---------- RECORDS FOR PROCESSING
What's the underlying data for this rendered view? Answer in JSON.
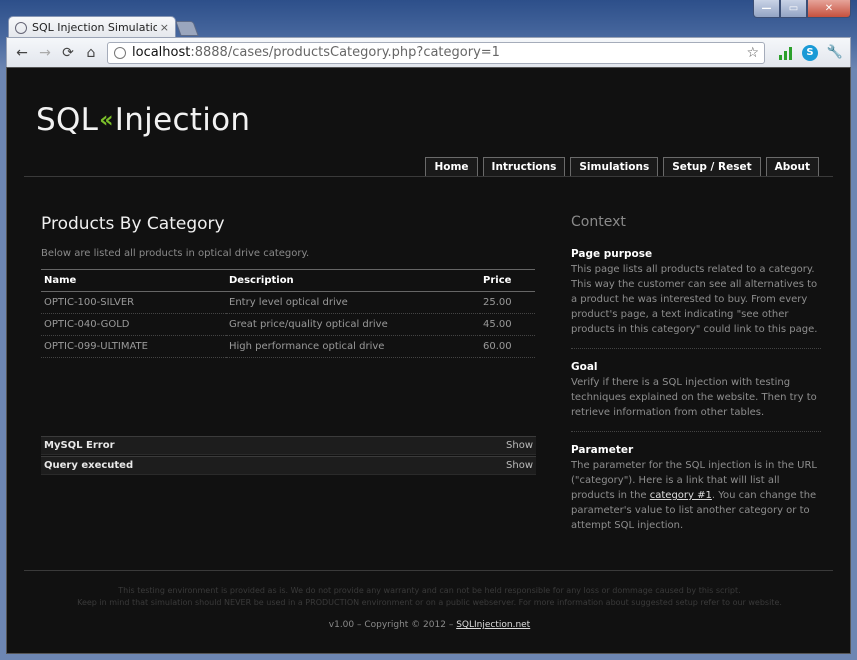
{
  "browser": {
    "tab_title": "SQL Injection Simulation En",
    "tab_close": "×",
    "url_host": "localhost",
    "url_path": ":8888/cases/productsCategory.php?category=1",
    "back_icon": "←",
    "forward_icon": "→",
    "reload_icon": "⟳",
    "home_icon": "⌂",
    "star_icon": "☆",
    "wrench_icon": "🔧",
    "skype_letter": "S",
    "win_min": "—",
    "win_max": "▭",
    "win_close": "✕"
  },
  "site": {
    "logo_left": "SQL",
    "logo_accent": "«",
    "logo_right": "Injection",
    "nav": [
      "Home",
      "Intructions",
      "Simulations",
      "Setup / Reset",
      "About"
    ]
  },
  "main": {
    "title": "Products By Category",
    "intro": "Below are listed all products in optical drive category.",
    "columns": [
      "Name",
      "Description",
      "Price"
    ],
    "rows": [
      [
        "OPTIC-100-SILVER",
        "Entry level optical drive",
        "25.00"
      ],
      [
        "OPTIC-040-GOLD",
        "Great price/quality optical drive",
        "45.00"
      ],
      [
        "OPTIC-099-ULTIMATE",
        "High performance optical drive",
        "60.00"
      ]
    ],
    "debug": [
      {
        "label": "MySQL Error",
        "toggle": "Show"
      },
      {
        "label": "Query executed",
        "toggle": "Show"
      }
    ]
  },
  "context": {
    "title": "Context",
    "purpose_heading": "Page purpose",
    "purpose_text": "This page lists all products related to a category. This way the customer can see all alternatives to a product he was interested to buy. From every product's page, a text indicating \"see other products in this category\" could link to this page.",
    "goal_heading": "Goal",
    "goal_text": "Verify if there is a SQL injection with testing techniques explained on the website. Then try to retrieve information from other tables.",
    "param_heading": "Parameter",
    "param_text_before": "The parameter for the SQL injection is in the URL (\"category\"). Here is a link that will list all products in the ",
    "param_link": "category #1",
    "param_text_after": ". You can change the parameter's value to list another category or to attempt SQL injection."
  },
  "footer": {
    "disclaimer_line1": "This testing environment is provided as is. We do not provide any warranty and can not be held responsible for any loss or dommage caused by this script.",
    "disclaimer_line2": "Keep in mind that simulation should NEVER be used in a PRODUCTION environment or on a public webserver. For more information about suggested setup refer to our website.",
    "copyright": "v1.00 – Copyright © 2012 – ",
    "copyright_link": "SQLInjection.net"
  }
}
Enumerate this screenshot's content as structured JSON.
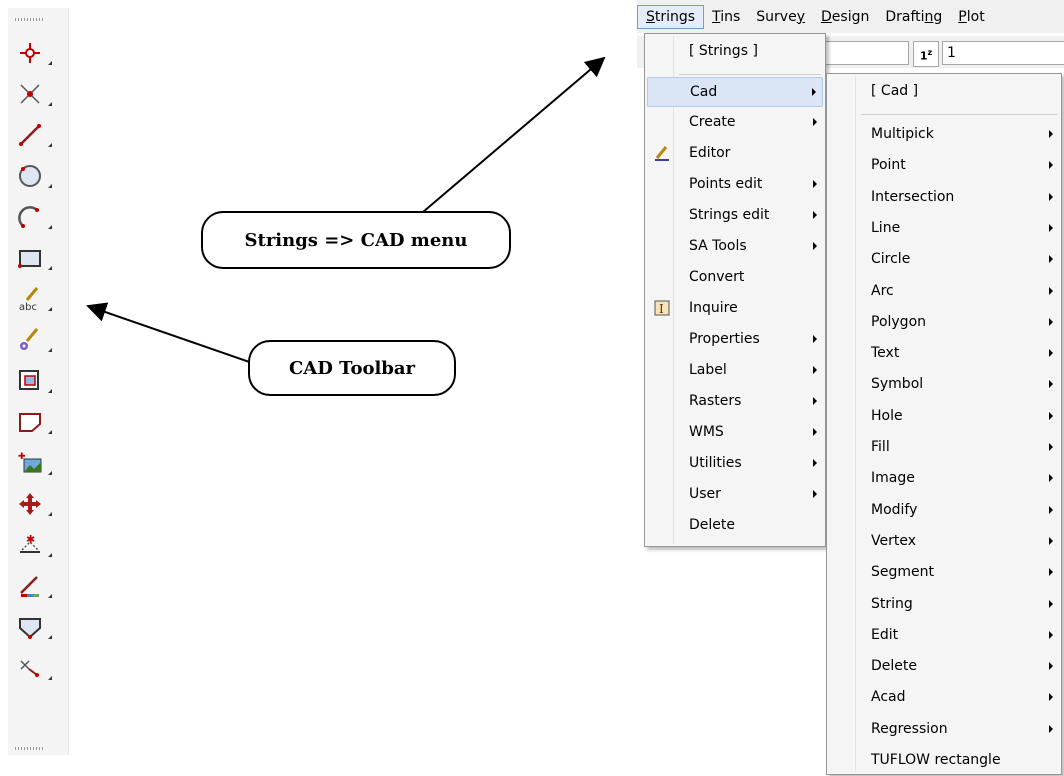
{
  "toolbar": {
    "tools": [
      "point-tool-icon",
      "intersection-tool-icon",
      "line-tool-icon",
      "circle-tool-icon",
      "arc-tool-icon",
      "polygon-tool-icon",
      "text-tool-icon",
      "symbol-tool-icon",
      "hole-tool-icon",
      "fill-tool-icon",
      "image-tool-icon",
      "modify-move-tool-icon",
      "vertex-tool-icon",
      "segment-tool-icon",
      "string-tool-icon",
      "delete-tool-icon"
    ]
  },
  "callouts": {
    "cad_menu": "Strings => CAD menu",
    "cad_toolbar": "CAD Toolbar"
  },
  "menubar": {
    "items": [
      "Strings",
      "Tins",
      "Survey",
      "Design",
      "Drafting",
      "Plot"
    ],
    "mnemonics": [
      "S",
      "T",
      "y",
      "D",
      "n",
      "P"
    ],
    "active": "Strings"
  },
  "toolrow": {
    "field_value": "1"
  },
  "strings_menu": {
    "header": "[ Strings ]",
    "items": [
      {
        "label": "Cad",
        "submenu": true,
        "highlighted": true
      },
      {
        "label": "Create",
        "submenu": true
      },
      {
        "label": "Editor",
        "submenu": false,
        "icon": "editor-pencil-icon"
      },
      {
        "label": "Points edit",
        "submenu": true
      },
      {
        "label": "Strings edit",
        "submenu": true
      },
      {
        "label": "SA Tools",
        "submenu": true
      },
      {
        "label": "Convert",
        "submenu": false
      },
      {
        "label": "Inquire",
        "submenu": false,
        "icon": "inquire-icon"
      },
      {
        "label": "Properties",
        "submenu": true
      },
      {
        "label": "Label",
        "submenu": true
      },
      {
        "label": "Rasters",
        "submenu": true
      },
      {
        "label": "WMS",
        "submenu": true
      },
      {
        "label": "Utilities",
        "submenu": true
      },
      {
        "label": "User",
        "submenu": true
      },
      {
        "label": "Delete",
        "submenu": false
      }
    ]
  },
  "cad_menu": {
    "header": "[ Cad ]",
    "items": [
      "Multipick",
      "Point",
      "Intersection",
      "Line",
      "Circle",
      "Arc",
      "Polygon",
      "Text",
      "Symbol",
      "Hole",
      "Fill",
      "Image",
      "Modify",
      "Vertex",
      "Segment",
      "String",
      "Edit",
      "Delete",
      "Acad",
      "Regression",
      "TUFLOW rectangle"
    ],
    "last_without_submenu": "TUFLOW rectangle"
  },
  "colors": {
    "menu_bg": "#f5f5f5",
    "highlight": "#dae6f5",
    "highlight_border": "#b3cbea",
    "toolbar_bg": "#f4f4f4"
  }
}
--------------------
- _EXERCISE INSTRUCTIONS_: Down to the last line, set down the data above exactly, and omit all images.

- _WRITTEN SOLUTION_:
What's the underlying data for this rendered view? Answer in JSON.
{
  "browser": {
    "tab_title": "SQL Injection Simulation En",
    "tab_close": "×",
    "url_host": "localhost",
    "url_path": ":8888/cases/productsCategory.php?category=1",
    "back_icon": "←",
    "forward_icon": "→",
    "reload_icon": "⟳",
    "home_icon": "⌂",
    "star_icon": "☆",
    "wrench_icon": "🔧",
    "skype_letter": "S",
    "win_min": "—",
    "win_max": "▭",
    "win_close": "✕"
  },
  "site": {
    "logo_left": "SQL",
    "logo_accent": "«",
    "logo_right": "Injection",
    "nav": [
      "Home",
      "Intructions",
      "Simulations",
      "Setup / Reset",
      "About"
    ]
  },
  "main": {
    "title": "Products By Category",
    "intro": "Below are listed all products in optical drive category.",
    "columns": [
      "Name",
      "Description",
      "Price"
    ],
    "rows": [
      [
        "OPTIC-100-SILVER",
        "Entry level optical drive",
        "25.00"
      ],
      [
        "OPTIC-040-GOLD",
        "Great price/quality optical drive",
        "45.00"
      ],
      [
        "OPTIC-099-ULTIMATE",
        "High performance optical drive",
        "60.00"
      ]
    ],
    "debug": [
      {
        "label": "MySQL Error",
        "toggle": "Show"
      },
      {
        "label": "Query executed",
        "toggle": "Show"
      }
    ]
  },
  "context": {
    "title": "Context",
    "purpose_heading": "Page purpose",
    "purpose_text": "This page lists all products related to a category. This way the customer can see all alternatives to a product he was interested to buy. From every product's page, a text indicating \"see other products in this category\" could link to this page.",
    "goal_heading": "Goal",
    "goal_text": "Verify if there is a SQL injection with testing techniques explained on the website. Then try to retrieve information from other tables.",
    "param_heading": "Parameter",
    "param_text_before": "The parameter for the SQL injection is in the URL (\"category\"). Here is a link that will list all products in the ",
    "param_link": "category #1",
    "param_text_after": ". You can change the parameter's value to list another category or to attempt SQL injection."
  },
  "footer": {
    "disclaimer_line1": "This testing environment is provided as is. We do not provide any warranty and can not be held responsible for any loss or dommage caused by this script.",
    "disclaimer_line2": "Keep in mind that simulation should NEVER be used in a PRODUCTION environment or on a public webserver. For more information about suggested setup refer to our website.",
    "copyright": "v1.00 – Copyright © 2012 – ",
    "copyright_link": "SQLInjection.net"
  }
}
Enumerate this screenshot's content as structured JSON.
{
  "toolbar": {
    "tools": [
      "point-tool-icon",
      "intersection-tool-icon",
      "line-tool-icon",
      "circle-tool-icon",
      "arc-tool-icon",
      "polygon-tool-icon",
      "text-tool-icon",
      "symbol-tool-icon",
      "hole-tool-icon",
      "fill-tool-icon",
      "image-tool-icon",
      "modify-move-tool-icon",
      "vertex-tool-icon",
      "segment-tool-icon",
      "string-tool-icon",
      "delete-tool-icon"
    ]
  },
  "callouts": {
    "cad_menu": "Strings => CAD menu",
    "cad_toolbar": "CAD Toolbar"
  },
  "menubar": {
    "items": [
      "Strings",
      "Tins",
      "Survey",
      "Design",
      "Drafting",
      "Plot"
    ],
    "mnemonics": [
      "S",
      "T",
      "y",
      "D",
      "n",
      "P"
    ],
    "active": "Strings"
  },
  "toolrow": {
    "field_value": "1"
  },
  "strings_menu": {
    "header": "[ Strings ]",
    "items": [
      {
        "label": "Cad",
        "submenu": true,
        "highlighted": true
      },
      {
        "label": "Create",
        "submenu": true
      },
      {
        "label": "Editor",
        "submenu": false,
        "icon": "editor-pencil-icon"
      },
      {
        "label": "Points edit",
        "submenu": true
      },
      {
        "label": "Strings edit",
        "submenu": true
      },
      {
        "label": "SA Tools",
        "submenu": true
      },
      {
        "label": "Convert",
        "submenu": false
      },
      {
        "label": "Inquire",
        "submenu": false,
        "icon": "inquire-icon"
      },
      {
        "label": "Properties",
        "submenu": true
      },
      {
        "label": "Label",
        "submenu": true
      },
      {
        "label": "Rasters",
        "submenu": true
      },
      {
        "label": "WMS",
        "submenu": true
      },
      {
        "label": "Utilities",
        "submenu": true
      },
      {
        "label": "User",
        "submenu": true
      },
      {
        "label": "Delete",
        "submenu": false
      }
    ]
  },
  "cad_menu": {
    "header": "[ Cad ]",
    "items": [
      "Multipick",
      "Point",
      "Intersection",
      "Line",
      "Circle",
      "Arc",
      "Polygon",
      "Text",
      "Symbol",
      "Hole",
      "Fill",
      "Image",
      "Modify",
      "Vertex",
      "Segment",
      "String",
      "Edit",
      "Delete",
      "Acad",
      "Regression",
      "TUFLOW rectangle"
    ],
    "last_without_submenu": "TUFLOW rectangle"
  },
  "colors": {
    "menu_bg": "#f5f5f5",
    "highlight": "#dae6f5",
    "highlight_border": "#b3cbea",
    "toolbar_bg": "#f4f4f4"
  }
}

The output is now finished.